> _HOW TO COMPLETE THIS TASK_:
Every line of the entries below that mentions "value" is to be copied out.

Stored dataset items
╔══

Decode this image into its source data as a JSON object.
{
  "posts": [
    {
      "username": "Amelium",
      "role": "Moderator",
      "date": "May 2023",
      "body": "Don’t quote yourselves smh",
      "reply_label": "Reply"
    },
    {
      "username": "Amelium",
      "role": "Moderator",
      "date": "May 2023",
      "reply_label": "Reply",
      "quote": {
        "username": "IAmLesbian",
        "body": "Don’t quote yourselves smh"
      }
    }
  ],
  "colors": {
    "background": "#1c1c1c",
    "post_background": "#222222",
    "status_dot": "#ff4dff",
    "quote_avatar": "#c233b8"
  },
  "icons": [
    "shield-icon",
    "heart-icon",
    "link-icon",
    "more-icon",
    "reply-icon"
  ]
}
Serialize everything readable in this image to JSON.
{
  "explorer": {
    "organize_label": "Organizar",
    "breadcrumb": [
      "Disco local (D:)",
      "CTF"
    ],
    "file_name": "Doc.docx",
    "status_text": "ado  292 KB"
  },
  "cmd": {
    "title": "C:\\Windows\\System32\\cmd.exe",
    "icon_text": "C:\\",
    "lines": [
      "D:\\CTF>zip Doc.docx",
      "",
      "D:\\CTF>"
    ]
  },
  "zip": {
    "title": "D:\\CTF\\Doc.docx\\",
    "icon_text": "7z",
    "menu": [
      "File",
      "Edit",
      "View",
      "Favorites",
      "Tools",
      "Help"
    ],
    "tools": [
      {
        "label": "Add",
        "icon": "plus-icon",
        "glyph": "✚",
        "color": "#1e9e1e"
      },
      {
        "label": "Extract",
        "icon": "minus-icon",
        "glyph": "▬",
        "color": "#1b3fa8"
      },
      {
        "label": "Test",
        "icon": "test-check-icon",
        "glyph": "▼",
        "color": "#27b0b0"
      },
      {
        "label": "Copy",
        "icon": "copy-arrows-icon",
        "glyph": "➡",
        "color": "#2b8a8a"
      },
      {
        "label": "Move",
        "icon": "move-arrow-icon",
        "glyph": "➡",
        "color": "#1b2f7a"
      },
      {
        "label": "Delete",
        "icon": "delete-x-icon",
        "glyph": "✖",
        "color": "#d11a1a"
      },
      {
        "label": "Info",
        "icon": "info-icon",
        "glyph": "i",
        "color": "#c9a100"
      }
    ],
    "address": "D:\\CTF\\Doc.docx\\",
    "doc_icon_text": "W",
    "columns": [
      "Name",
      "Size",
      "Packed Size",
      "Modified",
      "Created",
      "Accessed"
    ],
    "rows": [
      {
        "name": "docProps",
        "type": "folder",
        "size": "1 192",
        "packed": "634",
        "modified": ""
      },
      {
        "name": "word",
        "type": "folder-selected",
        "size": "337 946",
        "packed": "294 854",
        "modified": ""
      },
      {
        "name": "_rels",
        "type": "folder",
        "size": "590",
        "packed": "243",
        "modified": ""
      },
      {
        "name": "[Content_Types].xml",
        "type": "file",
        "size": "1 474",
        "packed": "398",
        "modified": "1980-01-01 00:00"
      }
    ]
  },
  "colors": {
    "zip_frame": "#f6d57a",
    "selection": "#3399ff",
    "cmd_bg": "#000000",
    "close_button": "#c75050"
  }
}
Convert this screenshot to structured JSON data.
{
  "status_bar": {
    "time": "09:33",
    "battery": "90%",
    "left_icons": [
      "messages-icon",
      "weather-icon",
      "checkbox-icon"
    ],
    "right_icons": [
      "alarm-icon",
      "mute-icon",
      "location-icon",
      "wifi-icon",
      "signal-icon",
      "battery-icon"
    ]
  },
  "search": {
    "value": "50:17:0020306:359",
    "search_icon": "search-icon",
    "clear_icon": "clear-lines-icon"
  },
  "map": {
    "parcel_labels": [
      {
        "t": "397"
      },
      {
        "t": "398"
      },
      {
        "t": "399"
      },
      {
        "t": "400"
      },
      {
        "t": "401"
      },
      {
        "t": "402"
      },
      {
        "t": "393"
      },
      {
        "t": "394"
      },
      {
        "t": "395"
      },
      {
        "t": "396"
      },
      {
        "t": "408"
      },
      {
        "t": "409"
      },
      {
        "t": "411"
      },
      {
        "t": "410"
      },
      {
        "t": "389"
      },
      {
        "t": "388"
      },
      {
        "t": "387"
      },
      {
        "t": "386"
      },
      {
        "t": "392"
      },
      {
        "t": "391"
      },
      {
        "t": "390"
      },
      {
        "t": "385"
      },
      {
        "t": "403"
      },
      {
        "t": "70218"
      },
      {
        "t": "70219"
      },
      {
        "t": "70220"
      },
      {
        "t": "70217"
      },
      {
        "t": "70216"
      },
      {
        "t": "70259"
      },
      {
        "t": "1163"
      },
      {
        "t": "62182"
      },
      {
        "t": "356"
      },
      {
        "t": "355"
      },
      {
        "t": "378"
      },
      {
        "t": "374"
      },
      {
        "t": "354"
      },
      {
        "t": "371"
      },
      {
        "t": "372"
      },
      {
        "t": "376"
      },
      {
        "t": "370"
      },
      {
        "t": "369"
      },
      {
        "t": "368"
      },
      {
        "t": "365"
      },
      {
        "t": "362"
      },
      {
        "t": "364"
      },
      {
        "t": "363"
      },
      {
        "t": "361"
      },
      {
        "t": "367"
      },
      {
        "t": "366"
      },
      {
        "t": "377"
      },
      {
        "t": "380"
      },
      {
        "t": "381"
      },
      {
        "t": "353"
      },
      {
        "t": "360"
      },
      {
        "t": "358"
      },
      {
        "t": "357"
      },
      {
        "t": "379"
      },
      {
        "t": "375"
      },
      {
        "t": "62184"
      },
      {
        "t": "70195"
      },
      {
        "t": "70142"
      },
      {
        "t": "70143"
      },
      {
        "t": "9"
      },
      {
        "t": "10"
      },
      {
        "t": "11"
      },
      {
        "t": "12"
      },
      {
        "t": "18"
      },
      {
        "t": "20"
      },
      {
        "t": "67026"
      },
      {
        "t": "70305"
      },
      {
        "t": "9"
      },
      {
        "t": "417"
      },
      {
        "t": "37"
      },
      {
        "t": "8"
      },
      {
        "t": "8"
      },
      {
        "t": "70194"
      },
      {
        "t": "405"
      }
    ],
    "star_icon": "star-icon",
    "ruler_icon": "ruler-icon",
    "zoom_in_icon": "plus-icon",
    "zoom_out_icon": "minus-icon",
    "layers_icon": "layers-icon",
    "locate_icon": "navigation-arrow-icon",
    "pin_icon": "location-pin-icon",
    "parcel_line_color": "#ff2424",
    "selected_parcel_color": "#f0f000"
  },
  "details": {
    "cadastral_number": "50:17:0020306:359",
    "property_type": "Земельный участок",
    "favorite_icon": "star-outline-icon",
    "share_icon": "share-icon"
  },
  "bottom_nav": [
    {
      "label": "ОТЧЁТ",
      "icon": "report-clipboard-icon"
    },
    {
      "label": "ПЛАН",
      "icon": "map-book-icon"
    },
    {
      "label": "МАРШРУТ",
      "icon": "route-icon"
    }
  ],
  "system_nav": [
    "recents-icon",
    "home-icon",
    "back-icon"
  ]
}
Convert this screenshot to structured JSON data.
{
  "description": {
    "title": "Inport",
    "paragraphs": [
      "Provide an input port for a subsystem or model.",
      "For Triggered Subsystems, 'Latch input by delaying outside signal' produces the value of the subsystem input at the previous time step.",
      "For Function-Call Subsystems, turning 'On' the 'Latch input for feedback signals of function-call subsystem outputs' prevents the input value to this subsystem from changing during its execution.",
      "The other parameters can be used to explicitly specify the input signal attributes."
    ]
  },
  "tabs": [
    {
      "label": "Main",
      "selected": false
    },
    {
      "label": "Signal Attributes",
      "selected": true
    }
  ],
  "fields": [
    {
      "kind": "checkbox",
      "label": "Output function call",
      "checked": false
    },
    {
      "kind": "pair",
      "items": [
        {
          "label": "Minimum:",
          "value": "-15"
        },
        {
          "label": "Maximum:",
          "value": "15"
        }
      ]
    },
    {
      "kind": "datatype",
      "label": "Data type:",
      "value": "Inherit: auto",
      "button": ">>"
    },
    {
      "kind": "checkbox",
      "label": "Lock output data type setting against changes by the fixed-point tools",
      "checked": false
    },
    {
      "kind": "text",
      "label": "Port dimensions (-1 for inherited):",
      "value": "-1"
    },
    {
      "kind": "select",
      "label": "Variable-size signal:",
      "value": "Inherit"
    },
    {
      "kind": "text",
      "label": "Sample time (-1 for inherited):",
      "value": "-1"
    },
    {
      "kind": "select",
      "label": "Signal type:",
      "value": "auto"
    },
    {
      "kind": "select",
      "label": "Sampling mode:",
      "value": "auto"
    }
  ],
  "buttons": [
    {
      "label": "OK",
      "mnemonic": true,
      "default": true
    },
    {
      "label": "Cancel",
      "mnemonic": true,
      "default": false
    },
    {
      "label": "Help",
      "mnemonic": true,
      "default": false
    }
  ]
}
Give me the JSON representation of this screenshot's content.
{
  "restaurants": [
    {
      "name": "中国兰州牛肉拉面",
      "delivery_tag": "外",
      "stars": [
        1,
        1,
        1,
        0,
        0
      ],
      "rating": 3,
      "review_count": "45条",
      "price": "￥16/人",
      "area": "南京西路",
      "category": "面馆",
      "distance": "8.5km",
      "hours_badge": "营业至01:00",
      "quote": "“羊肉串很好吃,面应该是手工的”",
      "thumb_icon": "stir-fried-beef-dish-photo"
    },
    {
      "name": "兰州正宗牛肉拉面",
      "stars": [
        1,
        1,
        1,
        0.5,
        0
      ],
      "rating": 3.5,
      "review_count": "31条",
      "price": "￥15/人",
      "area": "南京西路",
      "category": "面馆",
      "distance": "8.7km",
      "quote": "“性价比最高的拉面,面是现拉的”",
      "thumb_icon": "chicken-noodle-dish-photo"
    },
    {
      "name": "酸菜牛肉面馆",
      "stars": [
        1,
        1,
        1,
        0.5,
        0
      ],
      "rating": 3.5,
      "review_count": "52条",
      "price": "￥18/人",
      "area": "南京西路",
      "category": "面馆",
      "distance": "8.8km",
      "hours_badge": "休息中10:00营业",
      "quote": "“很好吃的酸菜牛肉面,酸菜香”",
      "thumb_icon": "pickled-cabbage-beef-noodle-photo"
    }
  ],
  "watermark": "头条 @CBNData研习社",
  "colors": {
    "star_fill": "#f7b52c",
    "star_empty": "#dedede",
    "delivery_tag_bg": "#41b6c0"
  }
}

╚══

> _EXERCISE SOLUTION_:
    "value": "50:17:0020306:359",
      "For Triggered Subsystems, 'Latch input by delaying outside signal' produces the value of the subsystem input at the previous time step.",
      "For Function-Call Subsystems, turning 'On' the 'Latch input for feedback signals of function-call subsystem outputs' prevents the input value to this subsystem from changing during its execution.",
          "value": "-15"
          "value": "15"
      "value": "Inherit: auto",
      "value": "-1"
      "value": "Inherit"
      "value": "-1"
      "value": "auto"
      "value": "auto"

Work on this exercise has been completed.